→ YOUR OBJECTIVE: How many lines in the records below contain the word "message"? Reply with that number only.

→ DATASET CONTENT:
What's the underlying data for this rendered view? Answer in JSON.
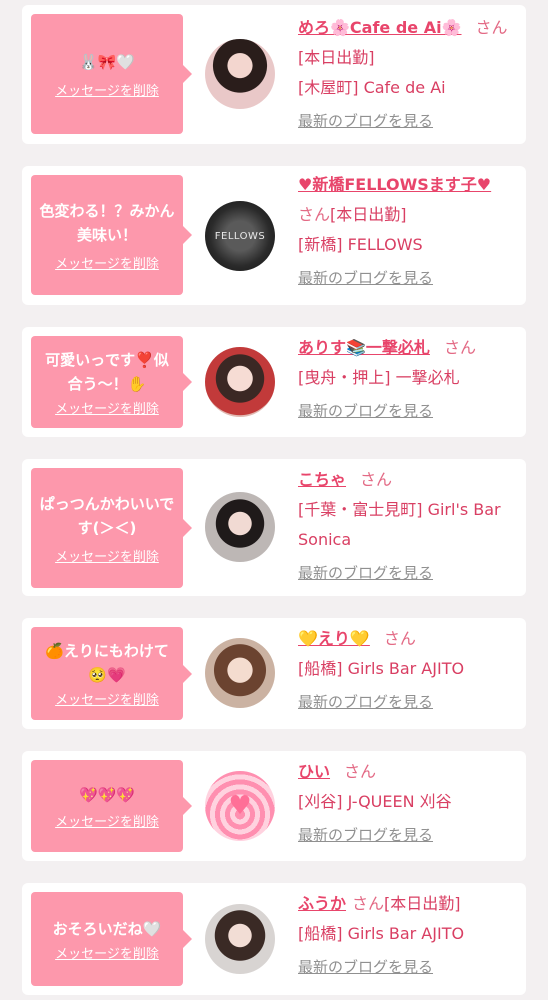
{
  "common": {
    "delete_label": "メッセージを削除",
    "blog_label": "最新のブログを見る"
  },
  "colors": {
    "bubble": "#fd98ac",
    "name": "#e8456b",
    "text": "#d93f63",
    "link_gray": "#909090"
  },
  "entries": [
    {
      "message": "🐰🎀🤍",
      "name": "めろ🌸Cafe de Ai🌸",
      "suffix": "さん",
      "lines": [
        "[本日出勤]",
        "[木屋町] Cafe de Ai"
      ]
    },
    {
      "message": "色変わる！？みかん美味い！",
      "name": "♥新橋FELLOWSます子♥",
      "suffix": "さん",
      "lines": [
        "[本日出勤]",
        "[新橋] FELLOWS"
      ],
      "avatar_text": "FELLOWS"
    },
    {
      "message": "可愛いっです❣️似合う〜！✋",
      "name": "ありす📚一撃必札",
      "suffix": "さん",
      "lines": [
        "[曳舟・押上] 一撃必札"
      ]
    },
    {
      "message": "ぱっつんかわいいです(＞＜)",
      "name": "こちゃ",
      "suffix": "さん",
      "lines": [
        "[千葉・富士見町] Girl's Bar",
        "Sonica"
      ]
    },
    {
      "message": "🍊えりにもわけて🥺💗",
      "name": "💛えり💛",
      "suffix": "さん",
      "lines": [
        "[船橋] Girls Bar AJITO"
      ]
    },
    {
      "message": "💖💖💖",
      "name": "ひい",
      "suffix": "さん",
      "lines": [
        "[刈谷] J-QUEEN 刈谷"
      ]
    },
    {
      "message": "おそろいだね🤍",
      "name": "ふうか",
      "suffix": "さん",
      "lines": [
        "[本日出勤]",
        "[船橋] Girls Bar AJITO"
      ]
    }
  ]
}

→ EXERCISE RESPONSE: 7